A controversial model investment law that would severely restrict how insurance companies could invest their assets soon might be softened following months of hearings, testimony and industry pressure.
The proposed National Association of Insurance Commissioners investments law would supersede current state insurance investment statutes and would have a far-reaching impact on the insurance industry.
But the NAIC working group, a committee of state regulators responsible for developing the proposed law, indicated after a meeting in Dallas in January it might back off on some of the more restrictive components of the proposed rule. According to industry sources, the current draft may be rewritten and recirculated for additional comments.
The current draft would impose extensive asset limitations on insurance company investments, largely in response to a number of recent insurance company insolvencies, including the failures of Mutual Benefit Life Insurance and Executive Life Insurance Co.
For example, commercial mortgages would be limited to a maximum of 30% of a company's portfolio, while total real estate obligations would be limited to 50%. Low- and medium-grade bonds would be limited to 20% of the portfolio. Investments in foreign securities would be limited to 10%, with additional limits on each country regardless of asset category.
According to the American Council on Life Insurance, Washington, the average insurer's portfolio contains about 14.8% mortgages; 3.1% real estate; and 40% bonds, of which 7.7% is high yield. A comparison for foreign securities wasn't available. Some companies, of course, have far higher percentages, and all companies have the ability to go higher. Under the new law, they would lose that flexibility.
Insurance industry sources have been particularly critical of the proposed investment law's restrictions on commercial mortgages and foreign investments, claiming the NAIC is "micromanaging" insurance company portfolios.
The preliminary draft was released in February 1992 and since has been the subject of scorn by insurance company executives who prefer more flexible regulations, such as the "prudent man" rule. The model law was expected to be completed and sent to the various states later this year. The NAIC has not amended its schedule, and industry sources believe the project could be completed this year.
John Kummer, deputy insurance commissioner for the Florida Department of Insurance and chairman of the NAIC working group responsible for drafting the rule, acknowledged during the Dallas meeting a "continuing concern over the complexities" of the current draft and said those issues "need to be addressed."
A letter by Mary McGinn, vice president and assistant general counsel at Allstate Life Insurance Co., Northbrook, Ill., on behalf of the technical resource group assisting in drafting the rule, urged the NAIC to reconsider whether investment limitations are still necessary in view of the current regulatory environment.
"We have seen that if we attempt to have a model investment law that contains strict categories of pigeon-holes into which all investment must fit, the complexity of the investment world today and the continuing development of new investment products and practices requires an ever-increasing degree of complexity and a model investment law that will need continual modification," Ms. McGinn wrote in the letter.
The letter pointed out that "with the advent of risk-based capital, increased statement disclosure regarding investments and investment practices, the efforts of many other working groups ... it is no longer necessary to look to the investment laws as the only resource available to regulators to address such risks.

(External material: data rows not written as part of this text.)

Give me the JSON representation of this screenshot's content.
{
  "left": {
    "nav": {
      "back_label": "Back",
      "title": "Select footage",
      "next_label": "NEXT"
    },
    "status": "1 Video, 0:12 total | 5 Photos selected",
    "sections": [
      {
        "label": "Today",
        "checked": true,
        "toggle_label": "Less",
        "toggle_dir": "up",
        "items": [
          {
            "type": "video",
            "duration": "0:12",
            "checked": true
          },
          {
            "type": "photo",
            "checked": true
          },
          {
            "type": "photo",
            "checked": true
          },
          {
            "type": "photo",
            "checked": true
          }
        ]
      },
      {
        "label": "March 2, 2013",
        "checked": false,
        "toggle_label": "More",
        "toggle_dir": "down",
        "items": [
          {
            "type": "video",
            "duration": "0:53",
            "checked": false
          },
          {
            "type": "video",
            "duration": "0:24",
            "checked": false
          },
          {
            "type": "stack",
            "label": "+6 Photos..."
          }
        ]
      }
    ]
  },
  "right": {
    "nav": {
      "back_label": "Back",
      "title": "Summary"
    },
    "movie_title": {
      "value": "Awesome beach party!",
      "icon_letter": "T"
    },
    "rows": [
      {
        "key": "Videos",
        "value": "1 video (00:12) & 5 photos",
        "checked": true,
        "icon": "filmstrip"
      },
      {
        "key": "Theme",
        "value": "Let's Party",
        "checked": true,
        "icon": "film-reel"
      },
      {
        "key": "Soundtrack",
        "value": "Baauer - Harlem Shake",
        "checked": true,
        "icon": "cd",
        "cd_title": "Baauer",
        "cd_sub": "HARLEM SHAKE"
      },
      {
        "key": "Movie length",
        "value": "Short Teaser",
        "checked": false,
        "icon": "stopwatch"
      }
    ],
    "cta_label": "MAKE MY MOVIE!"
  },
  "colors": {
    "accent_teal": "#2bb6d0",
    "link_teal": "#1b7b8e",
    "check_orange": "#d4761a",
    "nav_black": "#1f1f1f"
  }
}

We urge the working group to review the current regulatory environment and consider whether the degree of specificity that may have been felt to be appropriate when the project commenced is still necessary or desirable."

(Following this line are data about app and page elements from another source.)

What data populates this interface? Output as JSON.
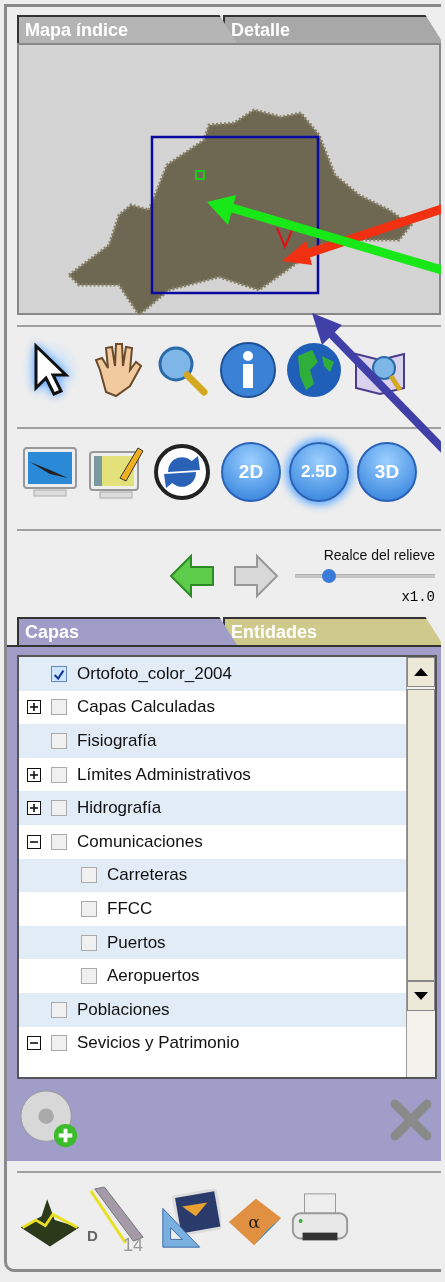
{
  "index_tabs": [
    {
      "label": "Mapa índice",
      "selected": true
    },
    {
      "label": "Detalle",
      "selected": false
    }
  ],
  "tools": [
    {
      "kind": "pointer",
      "selected": true
    },
    {
      "kind": "pan",
      "selected": false
    },
    {
      "kind": "zoom",
      "selected": false
    },
    {
      "kind": "info",
      "selected": false
    },
    {
      "kind": "globe",
      "selected": false
    },
    {
      "kind": "find",
      "selected": false
    }
  ],
  "actions": [
    {
      "kind": "overview"
    },
    {
      "kind": "edit"
    },
    {
      "kind": "refresh"
    }
  ],
  "view_modes": [
    {
      "label": "2D",
      "selected": false
    },
    {
      "label": "2.5D",
      "selected": true
    },
    {
      "label": "3D",
      "selected": false
    }
  ],
  "nav": [
    {
      "kind": "back",
      "disabled": false
    },
    {
      "kind": "forward",
      "disabled": true
    }
  ],
  "relief": {
    "label": "Realce del relieve",
    "level": 0.24,
    "reading": "x1.0"
  },
  "layer_tabs": [
    {
      "label": "Capas",
      "selected": true
    },
    {
      "label": "Entidades",
      "selected": false
    }
  ],
  "layers": [
    {
      "label": "Ortofoto_color_2004",
      "checked": true
    },
    {
      "label": "Capas Calculadas",
      "checked": false,
      "expanded": false
    },
    {
      "label": "Fisiografía",
      "checked": false
    },
    {
      "label": "Límites Administrativos",
      "checked": false,
      "expanded": false
    },
    {
      "label": "Hidrografía",
      "checked": false,
      "expanded": false
    },
    {
      "label": "Comunicaciones",
      "checked": false,
      "expanded": true,
      "children": [
        {
          "label": "Carreteras",
          "checked": false
        },
        {
          "label": "FFCC",
          "checked": false
        },
        {
          "label": "Puertos",
          "checked": false
        },
        {
          "label": "Aeropuertos",
          "checked": false
        }
      ]
    },
    {
      "label": "Poblaciones",
      "checked": false
    },
    {
      "label": "Sevicios y Patrimonio",
      "checked": false,
      "expanded": true
    }
  ],
  "ruler_mark": "D",
  "cube_symbol": "α",
  "page_number": "14"
}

A spokesman for the American Council on Life Insurance said the working group "has apparently decided to simplify the draft and make some changes. We thought that was a positive development."
The ACLI spokesman said the NAIC apparently will redraft the law to liberalize investments or to grant more flexibility in making investments, and solicit additional industry comment.
"We are pleased that they are going to rethink the matter," said the ACLI spokesman. "There were too many complex and strict asset limitations (in the original draft), which encourages micromanagement of insurance assets," he said.
Paul L'Italien, senior investment policy officer at John Hancock Mutual Life Insurance Co., Boston, said, "we were told by Mr. Kummer that they recognize the problems and ... are working on simplification. They told us that they were considering removing the specific percentages (of asset categories) and may move to broader classes. We won't know or see the new draft for several more months."